If you think you may be experiencing a medical emergency, immediately call your doctor or 911.
About Our Emergency Department
Lawnwood Regional Medical Center's Emergency Department offers service 24-hours a day, seven days a week, to patients of all ages. Responsible for the immediate treatment of any medical or surgical emergency or for initiating life-saving procedures, our medical and nursing staff are specially-trained and bring the experience needed to deal with your medical crises.
As a Joint Commission approved and designated Primary Stroke Center, Lawnwood's emergency services staff are specially prepared to take care of stroke patients using the latest in protocols and treatment. And the hospital's Heart Institute provides the necessary services for heart attack patients needing everything from diagnostic catheterizations to open-heart surgery.
When Is It Really an Emergency?

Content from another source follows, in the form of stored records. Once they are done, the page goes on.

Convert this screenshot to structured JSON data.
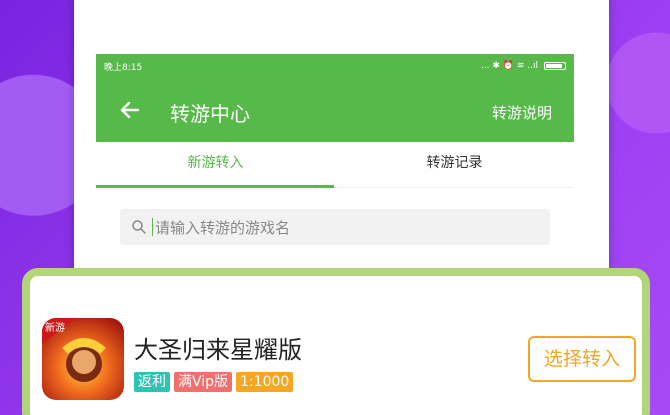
{
  "status_bar": {
    "time": "晚上8:15",
    "icons": "... ✱ ⏰ ≋ ..ıl"
  },
  "app_bar": {
    "title": "转游中心",
    "action": "转游说明"
  },
  "tabs": [
    {
      "label": "新游转入",
      "active": true
    },
    {
      "label": "转游记录",
      "active": false
    }
  ],
  "search": {
    "placeholder": "请输入转游的游戏名"
  },
  "game": {
    "name": "大圣归来星耀版",
    "icon_label": "新游",
    "tags": [
      {
        "label": "返利",
        "color": "#2cc5b4"
      },
      {
        "label": "满Vip版",
        "color": "#f07070"
      },
      {
        "label": "1:1000",
        "color": "#f5a623"
      }
    ],
    "button_label": "选择转入"
  },
  "colors": {
    "accent": "#56b949",
    "background": "#8a32e8",
    "card_border": "#b3d57a",
    "button": "#f5a623"
  }
}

It can be difficult to decide when it’s time to go to an emergency room, and many patients may be reluctant to go. But emergency care saves countless lives every year. When should you go to the emergency room? The American College of Emergency Physicians (ACEP) suggests that patients come to the emergency room if they experience the following symptoms:
- Abnormal breathing or shortness of breath
- Pressure or pain in the upper abdomen or chest
- Sudden dizziness, weakness, or fainting
- Abrupt loss of vision, in one or both eyes
- Sudden confusion or change in mental state
- Bleeding that cannot be stopped
- Persistent or severe diarrhea and/or vomiting
- Vomiting or coughing blood
- Trouble speaking
- Sudden paralysis in the face or limbs, especially on one side of the body
- Unusual pain in the abdomen
- Head injury that causes vomiting, confusion, or unconsciousness
Children may also have additional symptoms that merit a trip to the emergency room. If the above symptoms occur in children, they should be taken to the emergency room. Additionally, children should go to the ER for the following conditions:
- Burns that are discolored, deep, or larger than the child’s palm
- Chemical burns
- Fever accompanied by rash or neck stiffness
- Fever higher than 100.4 degrees in infants less than three months old
- Drastic changes in behavior, including sudden irritability or mood swings
- Inability to stand or walk
- Lips or skin that look grey, blue, or purple
- Difficulty eating, drinking, or feeding
- Delirium, confusion, or excessive sleepiness
If you believe that the medical condition is unstable or will worsen on the way to the hospital, call 911 immediately.
Why Do ER Wait Times Change?
Here at Lawnwood Regional Medical Center and Heart Institute, we’re proud to deliver fast, compassionate emergency care. We also know that patients don’t come to the ER to wait, and that’s why we strive to keep our ER wait times as low as possible.Sometimes those wait times advertised on billboards and our website change. But what causes those changes?
The Triage Process
When you go to the doctor, you usually have an appointment for a certain time and you generally show up shortly before the appointment. Therefore patients are usually seen in the same order as they arrive. But in the emergency room, patients are seen based on the urgency of their condition.
When a patient arrives at the emergency room, she first signs in with a triage nurse. The triage nurse determines how serious the patient’s medical condition is. If a patient arrives with a life threatening injury or illness, that patient will receive care right away. Patients who have less serious conditions may have to wait while these seriously endangered patients get the care they need. Patients who are suffering heart attacks, stroke, traumatic brain injuries, and other severe conditions have a limited time to get life-saving care, so they get first priority.
Minimizing Wait Times
We believe that no patient should have to wait too long for exceptional medical care, so we’ve made shorter ER wait times a top priority. In addition to having dedicated trauma and cardiac catheterization teams on staff, we also offer urgent care bays for patients with less serious health concerns. Meanwhile, our emergency care team works closely with our EMS partners to seamlessly provide great care.
Emergency Department Renovation
In 2006 Lawnwood invested $12 million in expanding its Emergency Department to provide three times the space and twice the capacity as previously offered. With over 44,000 patients per year currently seen in the ED, the new facility is designed to accomodate up to 70,000 patients per year. Whether your emergency is major or minor, Lawnwood's Emergency Department is waiting to serve you.
Need help finding a physician?
For routine health matters and check-ups, contact your primary care physician. Regular check-ups with a primary care physician is the best way to maintain good health.